- [Assigned task] Each record should be output exactly, with every character kept.

= = = = = = =

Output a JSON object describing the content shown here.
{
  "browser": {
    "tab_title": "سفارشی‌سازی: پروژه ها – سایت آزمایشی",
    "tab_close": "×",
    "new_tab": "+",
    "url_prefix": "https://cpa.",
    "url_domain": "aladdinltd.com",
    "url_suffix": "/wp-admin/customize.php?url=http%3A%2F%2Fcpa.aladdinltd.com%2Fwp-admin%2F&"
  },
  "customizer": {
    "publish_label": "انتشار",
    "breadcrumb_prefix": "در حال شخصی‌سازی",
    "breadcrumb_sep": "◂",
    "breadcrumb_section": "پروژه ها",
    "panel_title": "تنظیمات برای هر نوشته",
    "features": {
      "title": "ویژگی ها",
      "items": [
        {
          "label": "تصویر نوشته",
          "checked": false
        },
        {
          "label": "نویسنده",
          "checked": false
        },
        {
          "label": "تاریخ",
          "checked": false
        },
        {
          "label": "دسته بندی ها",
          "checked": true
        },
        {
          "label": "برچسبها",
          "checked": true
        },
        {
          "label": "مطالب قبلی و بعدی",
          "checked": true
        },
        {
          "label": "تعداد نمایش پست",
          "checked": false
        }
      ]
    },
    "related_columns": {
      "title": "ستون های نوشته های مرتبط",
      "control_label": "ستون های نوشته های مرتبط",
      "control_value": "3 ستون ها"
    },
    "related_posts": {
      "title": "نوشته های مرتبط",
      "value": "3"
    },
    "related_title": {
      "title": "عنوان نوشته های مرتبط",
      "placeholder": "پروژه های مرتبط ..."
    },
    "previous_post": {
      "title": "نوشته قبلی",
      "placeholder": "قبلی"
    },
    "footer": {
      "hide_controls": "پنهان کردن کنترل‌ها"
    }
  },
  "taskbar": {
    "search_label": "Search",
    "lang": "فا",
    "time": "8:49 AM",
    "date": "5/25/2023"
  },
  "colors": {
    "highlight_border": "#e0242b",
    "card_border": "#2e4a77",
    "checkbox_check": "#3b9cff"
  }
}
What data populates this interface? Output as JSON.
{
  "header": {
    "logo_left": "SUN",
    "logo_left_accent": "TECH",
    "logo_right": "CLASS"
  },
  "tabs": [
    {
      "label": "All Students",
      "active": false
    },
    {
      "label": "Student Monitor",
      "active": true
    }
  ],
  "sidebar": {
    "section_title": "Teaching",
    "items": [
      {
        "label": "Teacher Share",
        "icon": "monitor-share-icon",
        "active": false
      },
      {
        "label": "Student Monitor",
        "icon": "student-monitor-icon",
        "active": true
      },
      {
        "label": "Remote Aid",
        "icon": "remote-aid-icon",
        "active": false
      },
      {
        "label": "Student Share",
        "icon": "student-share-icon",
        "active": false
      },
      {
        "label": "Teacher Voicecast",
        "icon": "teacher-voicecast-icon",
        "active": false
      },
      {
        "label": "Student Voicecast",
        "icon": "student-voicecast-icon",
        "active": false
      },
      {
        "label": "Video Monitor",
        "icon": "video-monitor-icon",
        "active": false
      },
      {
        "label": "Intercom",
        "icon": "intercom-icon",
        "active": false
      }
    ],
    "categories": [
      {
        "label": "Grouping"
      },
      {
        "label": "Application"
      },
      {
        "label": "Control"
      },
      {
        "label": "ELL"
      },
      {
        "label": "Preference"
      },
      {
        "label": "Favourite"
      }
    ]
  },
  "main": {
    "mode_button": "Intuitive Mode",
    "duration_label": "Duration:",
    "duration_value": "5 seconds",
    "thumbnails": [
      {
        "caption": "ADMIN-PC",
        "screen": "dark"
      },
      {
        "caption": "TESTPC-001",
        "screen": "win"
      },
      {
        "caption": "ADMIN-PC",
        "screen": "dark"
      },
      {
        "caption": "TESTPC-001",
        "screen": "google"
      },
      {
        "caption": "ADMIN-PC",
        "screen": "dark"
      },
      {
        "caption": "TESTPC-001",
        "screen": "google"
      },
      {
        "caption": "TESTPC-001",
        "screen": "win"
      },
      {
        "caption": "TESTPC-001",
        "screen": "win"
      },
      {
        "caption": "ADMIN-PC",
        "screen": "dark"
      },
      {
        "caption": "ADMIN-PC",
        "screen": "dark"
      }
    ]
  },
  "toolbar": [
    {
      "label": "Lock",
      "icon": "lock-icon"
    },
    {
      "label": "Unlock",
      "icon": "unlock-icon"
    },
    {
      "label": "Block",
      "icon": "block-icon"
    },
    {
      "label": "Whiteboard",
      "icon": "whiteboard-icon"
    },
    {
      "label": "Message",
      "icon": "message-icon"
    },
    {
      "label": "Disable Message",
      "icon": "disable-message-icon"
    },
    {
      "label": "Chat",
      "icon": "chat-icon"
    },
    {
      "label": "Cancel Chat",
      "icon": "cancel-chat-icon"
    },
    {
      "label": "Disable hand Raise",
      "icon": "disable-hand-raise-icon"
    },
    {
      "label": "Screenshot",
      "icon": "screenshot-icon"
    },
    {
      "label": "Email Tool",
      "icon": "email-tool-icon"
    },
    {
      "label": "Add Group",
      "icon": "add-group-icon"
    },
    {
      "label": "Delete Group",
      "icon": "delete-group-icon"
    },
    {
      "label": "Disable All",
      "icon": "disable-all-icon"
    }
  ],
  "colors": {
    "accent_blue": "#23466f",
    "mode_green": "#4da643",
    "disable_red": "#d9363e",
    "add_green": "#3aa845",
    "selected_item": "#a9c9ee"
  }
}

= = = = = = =

- [Exercise result]
Output a JSON object describing the content shown here.
{
  "browser": {
    "tab_title": "سفارشی‌سازی: پروژه ها – سایت آزمایشی",
    "tab_close": "×",
    "new_tab": "+",
    "url_prefix": "https://cpa.",
    "url_domain": "aladdinltd.com",
    "url_suffix": "/wp-admin/customize.php?url=http%3A%2F%2Fcpa.aladdinltd.com%2Fwp-admin%2F&"
  },
  "customizer": {
    "publish_label": "انتشار",
    "breadcrumb_prefix": "در حال شخصی‌سازی",
    "breadcrumb_sep": "◂",
    "breadcrumb_section": "پروژه ها",
    "panel_title": "تنظیمات برای هر نوشته",
    "features": {
      "title": "ویژگی ها",
      "items": [
        {
          "label": "تصویر نوشته",
          "checked": false
        },
        {
          "label": "نویسنده",
          "checked": false
        },
        {
          "label": "تاریخ",
          "checked": false
        },
        {
          "label": "دسته بندی ها",
          "checked": true
        },
        {
          "label": "برچسبها",
          "checked": true
        },
        {
          "label": "مطالب قبلی و بعدی",
          "checked": true
        },
        {
          "label": "تعداد نمایش پست",
          "checked": false
        }
      ]
    },
    "related_columns": {
      "title": "ستون های نوشته های مرتبط",
      "control_label": "ستون های نوشته های مرتبط",
      "control_value": "3 ستون ها"
    },
    "related_posts": {
      "title": "نوشته های مرتبط",
      "value": "3"
    },
    "related_title": {
      "title": "عنوان نوشته های مرتبط",
      "placeholder": "پروژه های مرتبط ..."
    },
    "previous_post": {
      "title": "نوشته قبلی",
      "placeholder": "قبلی"
    },
    "footer": {
      "hide_controls": "پنهان کردن کنترل‌ها"
    }
  },
  "taskbar": {
    "search_label": "Search",
    "lang": "فا",
    "time": "8:49 AM",
    "date": "5/25/2023"
  },
  "colors": {
    "highlight_border": "#e0242b",
    "card_border": "#2e4a77",
    "checkbox_check": "#3b9cff"
  }
}
What data populates this interface? Output as JSON.
{
  "header": {
    "logo_left": "SUN",
    "logo_left_accent": "TECH",
    "logo_right": "CLASS"
  },
  "tabs": [
    {
      "label": "All Students",
      "active": false
    },
    {
      "label": "Student Monitor",
      "active": true
    }
  ],
  "sidebar": {
    "section_title": "Teaching",
    "items": [
      {
        "label": "Teacher Share",
        "icon": "monitor-share-icon",
        "active": false
      },
      {
        "label": "Student Monitor",
        "icon": "student-monitor-icon",
        "active": true
      },
      {
        "label": "Remote Aid",
        "icon": "remote-aid-icon",
        "active": false
      },
      {
        "label": "Student Share",
        "icon": "student-share-icon",
        "active": false
      },
      {
        "label": "Teacher Voicecast",
        "icon": "teacher-voicecast-icon",
        "active": false
      },
      {
        "label": "Student Voicecast",
        "icon": "student-voicecast-icon",
        "active": false
      },
      {
        "label": "Video Monitor",
        "icon": "video-monitor-icon",
        "active": false
      },
      {
        "label": "Intercom",
        "icon": "intercom-icon",
        "active": false
      }
    ],
    "categories": [
      {
        "label": "Grouping"
      },
      {
        "label": "Application"
      },
      {
        "label": "Control"
      },
      {
        "label": "ELL"
      },
      {
        "label": "Preference"
      },
      {
        "label": "Favourite"
      }
    ]
  },
  "main": {
    "mode_button": "Intuitive Mode",
    "duration_label": "Duration:",
    "duration_value": "5 seconds",
    "thumbnails": [
      {
        "caption": "ADMIN-PC",
        "screen": "dark"
      },
      {
        "caption": "TESTPC-001",
        "screen": "win"
      },
      {
        "caption": "ADMIN-PC",
        "screen": "dark"
      },
      {
        "caption": "TESTPC-001",
        "screen": "google"
      },
      {
        "caption": "ADMIN-PC",
        "screen": "dark"
      },
      {
        "caption": "TESTPC-001",
        "screen": "google"
      },
      {
        "caption": "TESTPC-001",
        "screen": "win"
      },
      {
        "caption": "TESTPC-001",
        "screen": "win"
      },
      {
        "caption": "ADMIN-PC",
        "screen": "dark"
      },
      {
        "caption": "ADMIN-PC",
        "screen": "dark"
      }
    ]
  },
  "toolbar": [
    {
      "label": "Lock",
      "icon": "lock-icon"
    },
    {
      "label": "Unlock",
      "icon": "unlock-icon"
    },
    {
      "label": "Block",
      "icon": "block-icon"
    },
    {
      "label": "Whiteboard",
      "icon": "whiteboard-icon"
    },
    {
      "label": "Message",
      "icon": "message-icon"
    },
    {
      "label": "Disable Message",
      "icon": "disable-message-icon"
    },
    {
      "label": "Chat",
      "icon": "chat-icon"
    },
    {
      "label": "Cancel Chat",
      "icon": "cancel-chat-icon"
    },
    {
      "label": "Disable hand Raise",
      "icon": "disable-hand-raise-icon"
    },
    {
      "label": "Screenshot",
      "icon": "screenshot-icon"
    },
    {
      "label": "Email Tool",
      "icon": "email-tool-icon"
    },
    {
      "label": "Add Group",
      "icon": "add-group-icon"
    },
    {
      "label": "Delete Group",
      "icon": "delete-group-icon"
    },
    {
      "label": "Disable All",
      "icon": "disable-all-icon"
    }
  ],
  "colors": {
    "accent_blue": "#23466f",
    "mode_green": "#4da643",
    "disable_red": "#d9363e",
    "add_green": "#3aa845",
    "selected_item": "#a9c9ee"
  }
}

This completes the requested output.